While far from the top of the world when it comes to the impact of IT data breaches, Canada still experiences its fair share of the problems they create. Recent reports indicated that over 276,000 records were breached in reported incidents in 2014.
Of course this clearly is not the total extent of the issue as not all events will be reported or captured in the stats if your data is one of the records affected by these incidents and it gets used inappropriately as a result then the issue becomes much more significant than the aggregate story may be. In a recent article covering the release IT World Canada reports that the types of organizations affected is broad and involves both private sector and public sector incidents. The data referenced only reflects publicly reported breaches so any which were handled in house and not reported would not be reflected in the numbers shown.
Data security of all types is one of the biggest challenges what IT departments face as more and more information is captured about customers and while more and more online transactions occur. The sophistication levels of software and procedures are improving but there still is a need to increased effort to ensure that data is held securely as was seen when even knowledgable agencies still experience issues as reported by the Canadian Privacy Commissioner last year.
Wondering how Canada ranks? The report shows that Canada ranks as 23rd on the international scale of data incidents, which is pretty good relatively. Of course being much lower than that would be even better. It will be interesting to see what the impact of impending legislation requiring the reporting of data breaches will be once it comes into place.
As might be expected retail industries lead the world in the volume with just over fourty percent of the total amount related to this sector. What is also interesting to note in the data reported is that fully twenty five percent of the breach volume is created due to accidental loss. Taking steps to avoid this type of problem is something that any business can take so the payoff would appear to be significant if some effort is taken.

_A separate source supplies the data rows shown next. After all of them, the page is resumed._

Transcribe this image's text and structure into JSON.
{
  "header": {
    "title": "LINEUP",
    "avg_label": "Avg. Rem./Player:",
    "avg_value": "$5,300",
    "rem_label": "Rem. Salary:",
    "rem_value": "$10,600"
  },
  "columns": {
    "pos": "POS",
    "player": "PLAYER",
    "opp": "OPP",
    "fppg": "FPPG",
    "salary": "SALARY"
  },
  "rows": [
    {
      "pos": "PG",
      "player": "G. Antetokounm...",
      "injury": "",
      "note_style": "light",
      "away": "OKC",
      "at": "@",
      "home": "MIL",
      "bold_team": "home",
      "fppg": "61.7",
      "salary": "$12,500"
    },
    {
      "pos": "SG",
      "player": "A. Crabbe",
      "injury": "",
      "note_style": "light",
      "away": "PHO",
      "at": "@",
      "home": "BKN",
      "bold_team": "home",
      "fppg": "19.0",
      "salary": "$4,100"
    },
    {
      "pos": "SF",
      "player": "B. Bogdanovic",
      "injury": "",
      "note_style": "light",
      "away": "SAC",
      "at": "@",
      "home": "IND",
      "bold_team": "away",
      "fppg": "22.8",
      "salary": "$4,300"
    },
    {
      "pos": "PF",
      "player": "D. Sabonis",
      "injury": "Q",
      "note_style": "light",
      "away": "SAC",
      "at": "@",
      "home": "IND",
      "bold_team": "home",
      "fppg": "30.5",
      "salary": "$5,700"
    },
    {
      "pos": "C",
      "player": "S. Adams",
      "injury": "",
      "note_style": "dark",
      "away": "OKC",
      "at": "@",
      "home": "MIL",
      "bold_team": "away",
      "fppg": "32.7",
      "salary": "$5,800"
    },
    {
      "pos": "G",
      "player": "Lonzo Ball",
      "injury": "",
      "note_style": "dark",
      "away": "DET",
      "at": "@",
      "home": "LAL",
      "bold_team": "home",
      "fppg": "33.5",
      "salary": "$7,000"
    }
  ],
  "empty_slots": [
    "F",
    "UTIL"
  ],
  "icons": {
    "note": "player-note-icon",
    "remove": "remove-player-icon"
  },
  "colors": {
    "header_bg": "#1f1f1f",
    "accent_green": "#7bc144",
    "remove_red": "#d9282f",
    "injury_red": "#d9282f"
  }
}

Of course the Canadian experience is not as bad as those of many other countries but being complacent due to not being too bad is not a great way to deal with this type of event. Even one single data breach could be significant or disastrous for the organization or for the people who's information is affected.
Lessening the risk of data loss and putting proper security and procedures into place to protect all important company data is an effort worth taking and one which can help avoid many more consequences.